Length of the programme 

We anticipate that you will be able to complete the programme within the timescale previously advertised.  


Additional costs 

To study remotely you will be expected to have access to a computer with webcam and microphone and to a reliable internet connection, and you will need to cover any associated costs for these. A separate headset/ microphone is desirable, but not essential. Students will also require equipment for digital writing and annotation, such as a graphics tablet and stylus. This equipment will be required for on-campus and remote sessions. Coursework and remote examinations will need to be scanned (using a scanner, document camera or smartphone). There are no other expected additional costs (beyond those previously advertised) to participate in the programme during a period in which you may be studying remotely. 



On-site, in-person teaching will still be delivered at the South Kensington campus, or in accommodation within the South Kensington neighbourhood. 


College Student Experience 

Your experience at Imperial goes beyond just your academic studies. With the impact of coronavirus (COVID-19), Imperial has been working with your Union to ensure that we are able to provide, enhance and facilitate all areas of your student experience under all eventualities.  We identified key pillars of the wider student experience:  academic experience; research culture and environment; amenities and accommodation; student community; wellbeing support; co-curricular activities and extra-curricular activities.   Information on how we will deliver these, along with information on our Library Services, considering current social distancing restrictions, as well as a full lockdown, are set out in the COVID FAQS on our website.
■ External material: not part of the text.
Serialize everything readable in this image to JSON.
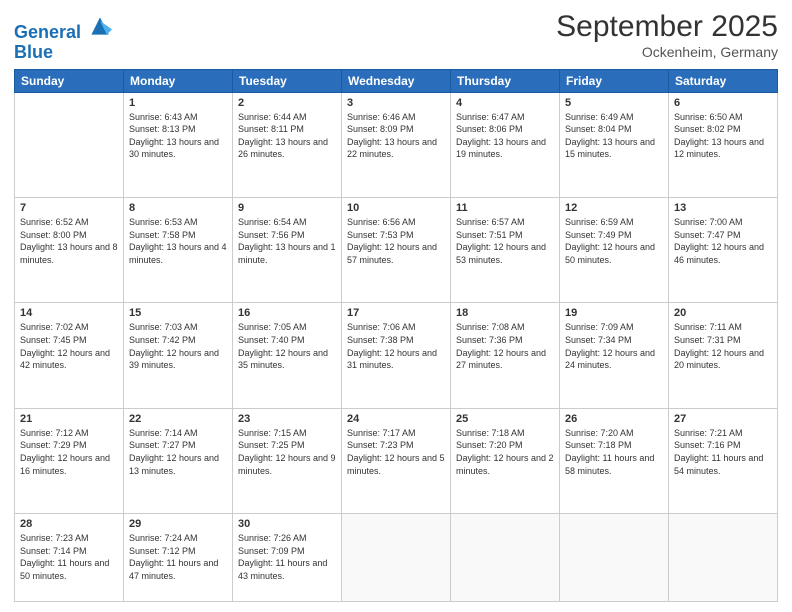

Professor David A. van Dyk, Professor of Statistics and Head of Department of Mathematics, 

Professor David M. Evans, Professor of Pure Mathematics and Director of Undergraduate Studies.